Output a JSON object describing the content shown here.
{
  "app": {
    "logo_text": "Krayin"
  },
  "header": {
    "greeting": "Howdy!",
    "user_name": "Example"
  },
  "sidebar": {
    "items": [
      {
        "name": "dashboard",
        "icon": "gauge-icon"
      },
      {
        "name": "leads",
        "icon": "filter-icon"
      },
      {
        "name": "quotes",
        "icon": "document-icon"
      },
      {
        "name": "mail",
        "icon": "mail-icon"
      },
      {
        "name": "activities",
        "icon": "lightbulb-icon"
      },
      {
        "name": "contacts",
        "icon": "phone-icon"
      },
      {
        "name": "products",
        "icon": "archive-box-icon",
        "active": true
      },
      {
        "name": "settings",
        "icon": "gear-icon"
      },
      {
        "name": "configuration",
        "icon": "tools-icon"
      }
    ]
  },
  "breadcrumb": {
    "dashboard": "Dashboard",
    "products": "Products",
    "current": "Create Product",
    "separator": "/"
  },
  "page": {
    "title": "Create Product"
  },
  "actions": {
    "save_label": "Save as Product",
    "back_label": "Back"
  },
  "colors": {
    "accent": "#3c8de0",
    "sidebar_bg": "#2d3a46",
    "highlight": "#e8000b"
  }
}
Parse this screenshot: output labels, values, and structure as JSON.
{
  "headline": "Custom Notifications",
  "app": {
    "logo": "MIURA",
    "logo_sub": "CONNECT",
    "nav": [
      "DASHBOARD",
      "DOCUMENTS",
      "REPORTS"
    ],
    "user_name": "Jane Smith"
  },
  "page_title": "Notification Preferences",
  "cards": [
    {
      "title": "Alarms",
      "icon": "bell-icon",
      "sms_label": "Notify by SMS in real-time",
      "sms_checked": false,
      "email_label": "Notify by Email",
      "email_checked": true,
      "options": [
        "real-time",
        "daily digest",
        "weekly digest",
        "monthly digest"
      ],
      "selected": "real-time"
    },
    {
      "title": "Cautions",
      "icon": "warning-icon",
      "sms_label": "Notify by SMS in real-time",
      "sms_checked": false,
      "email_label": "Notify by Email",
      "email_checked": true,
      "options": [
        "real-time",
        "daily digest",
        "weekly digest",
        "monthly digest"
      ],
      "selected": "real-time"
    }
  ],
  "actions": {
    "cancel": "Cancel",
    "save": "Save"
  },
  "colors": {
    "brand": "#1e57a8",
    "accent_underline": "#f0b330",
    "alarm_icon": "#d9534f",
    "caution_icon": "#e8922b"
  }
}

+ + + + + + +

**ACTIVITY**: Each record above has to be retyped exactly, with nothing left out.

**RESULT**:
Output a JSON object describing the content shown here.
{
  "app": {
    "logo_text": "Krayin"
  },
  "header": {
    "greeting": "Howdy!",
    "user_name": "Example"
  },
  "sidebar": {
    "items": [
      {
        "name": "dashboard",
        "icon": "gauge-icon"
      },
      {
        "name": "leads",
        "icon": "filter-icon"
      },
      {
        "name": "quotes",
        "icon": "document-icon"
      },
      {
        "name": "mail",
        "icon": "mail-icon"
      },
      {
        "name": "activities",
        "icon": "lightbulb-icon"
      },
      {
        "name": "contacts",
        "icon": "phone-icon"
      },
      {
        "name": "products",
        "icon": "archive-box-icon",
        "active": true
      },
      {
        "name": "settings",
        "icon": "gear-icon"
      },
      {
        "name": "configuration",
        "icon": "tools-icon"
      }
    ]
  },
  "breadcrumb": {
    "dashboard": "Dashboard",
    "products": "Products",
    "current": "Create Product",
    "separator": "/"
  },
  "page": {
    "title": "Create Product"
  },
  "actions": {
    "save_label": "Save as Product",
    "back_label": "Back"
  },
  "colors": {
    "accent": "#3c8de0",
    "sidebar_bg": "#2d3a46",
    "highlight": "#e8000b"
  }
}
Parse this screenshot: output labels, values, and structure as JSON.
{
  "headline": "Custom Notifications",
  "app": {
    "logo": "MIURA",
    "logo_sub": "CONNECT",
    "nav": [
      "DASHBOARD",
      "DOCUMENTS",
      "REPORTS"
    ],
    "user_name": "Jane Smith"
  },
  "page_title": "Notification Preferences",
  "cards": [
    {
      "title": "Alarms",
      "icon": "bell-icon",
      "sms_label": "Notify by SMS in real-time",
      "sms_checked": false,
      "email_label": "Notify by Email",
      "email_checked": true,
      "options": [
        "real-time",
        "daily digest",
        "weekly digest",
        "monthly digest"
      ],
      "selected": "real-time"
    },
    {
      "title": "Cautions",
      "icon": "warning-icon",
      "sms_label": "Notify by SMS in real-time",
      "sms_checked": false,
      "email_label": "Notify by Email",
      "email_checked": true,
      "options": [
        "real-time",
        "daily digest",
        "weekly digest",
        "monthly digest"
      ],
      "selected": "real-time"
    }
  ],
  "actions": {
    "cancel": "Cancel",
    "save": "Save"
  },
  "colors": {
    "brand": "#1e57a8",
    "accent_underline": "#f0b330",
    "alarm_icon": "#d9534f",
    "caution_icon": "#e8922b"
  }
}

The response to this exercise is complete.